%%

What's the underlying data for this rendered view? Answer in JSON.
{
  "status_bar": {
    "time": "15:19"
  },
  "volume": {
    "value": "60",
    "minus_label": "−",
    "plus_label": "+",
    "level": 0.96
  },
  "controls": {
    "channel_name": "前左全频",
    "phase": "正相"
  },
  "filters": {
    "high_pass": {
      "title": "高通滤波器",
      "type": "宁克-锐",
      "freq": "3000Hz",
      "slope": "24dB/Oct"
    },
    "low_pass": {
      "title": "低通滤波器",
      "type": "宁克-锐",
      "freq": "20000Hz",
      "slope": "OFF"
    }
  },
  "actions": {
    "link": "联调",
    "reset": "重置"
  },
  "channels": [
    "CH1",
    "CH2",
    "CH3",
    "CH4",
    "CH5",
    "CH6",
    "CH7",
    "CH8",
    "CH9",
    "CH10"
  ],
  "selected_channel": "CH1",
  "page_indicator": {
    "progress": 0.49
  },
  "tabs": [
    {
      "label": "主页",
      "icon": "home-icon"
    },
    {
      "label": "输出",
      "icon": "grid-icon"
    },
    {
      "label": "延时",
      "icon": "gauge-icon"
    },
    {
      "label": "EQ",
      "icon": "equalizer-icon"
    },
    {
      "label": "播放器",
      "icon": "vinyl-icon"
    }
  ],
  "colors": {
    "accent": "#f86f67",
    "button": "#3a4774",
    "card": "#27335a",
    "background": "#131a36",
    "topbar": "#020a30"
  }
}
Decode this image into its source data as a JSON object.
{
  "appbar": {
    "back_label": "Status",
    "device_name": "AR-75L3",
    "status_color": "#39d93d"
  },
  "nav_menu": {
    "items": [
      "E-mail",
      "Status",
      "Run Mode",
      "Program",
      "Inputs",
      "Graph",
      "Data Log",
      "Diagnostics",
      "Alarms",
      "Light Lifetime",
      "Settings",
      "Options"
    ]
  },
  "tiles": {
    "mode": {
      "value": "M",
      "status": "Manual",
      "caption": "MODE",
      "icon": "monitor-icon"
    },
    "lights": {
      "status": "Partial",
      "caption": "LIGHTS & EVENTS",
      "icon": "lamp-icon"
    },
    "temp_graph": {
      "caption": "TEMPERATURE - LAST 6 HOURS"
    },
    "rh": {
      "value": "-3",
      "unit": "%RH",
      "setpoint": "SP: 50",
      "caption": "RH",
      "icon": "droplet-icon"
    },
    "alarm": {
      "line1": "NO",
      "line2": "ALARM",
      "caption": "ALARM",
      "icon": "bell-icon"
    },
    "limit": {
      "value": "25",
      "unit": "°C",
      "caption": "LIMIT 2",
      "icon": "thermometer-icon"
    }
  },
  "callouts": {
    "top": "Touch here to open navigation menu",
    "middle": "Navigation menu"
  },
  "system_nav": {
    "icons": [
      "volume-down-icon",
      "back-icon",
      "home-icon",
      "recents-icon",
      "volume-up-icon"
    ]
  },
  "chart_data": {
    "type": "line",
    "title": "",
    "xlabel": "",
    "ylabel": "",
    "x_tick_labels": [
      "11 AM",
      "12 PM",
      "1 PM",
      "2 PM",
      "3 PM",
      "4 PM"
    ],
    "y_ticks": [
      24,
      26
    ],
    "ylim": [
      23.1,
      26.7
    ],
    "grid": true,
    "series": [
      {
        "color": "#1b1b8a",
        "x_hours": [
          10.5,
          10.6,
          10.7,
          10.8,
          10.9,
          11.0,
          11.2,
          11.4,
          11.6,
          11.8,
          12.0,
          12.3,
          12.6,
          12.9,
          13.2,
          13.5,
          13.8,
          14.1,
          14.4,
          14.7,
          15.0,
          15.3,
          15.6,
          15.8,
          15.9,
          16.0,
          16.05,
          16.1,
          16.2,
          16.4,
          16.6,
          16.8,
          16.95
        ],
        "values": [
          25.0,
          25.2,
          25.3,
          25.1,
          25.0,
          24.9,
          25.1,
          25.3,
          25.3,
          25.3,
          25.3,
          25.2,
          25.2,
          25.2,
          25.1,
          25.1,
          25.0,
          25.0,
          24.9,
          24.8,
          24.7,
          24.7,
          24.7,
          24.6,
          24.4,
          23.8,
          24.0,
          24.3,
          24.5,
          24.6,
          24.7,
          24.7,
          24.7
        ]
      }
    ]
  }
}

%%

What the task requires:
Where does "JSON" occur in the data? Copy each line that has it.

Solution:
What's the underlying data for this rendered view? Answer in JSON.
Decode this image into its source data as a JSON object.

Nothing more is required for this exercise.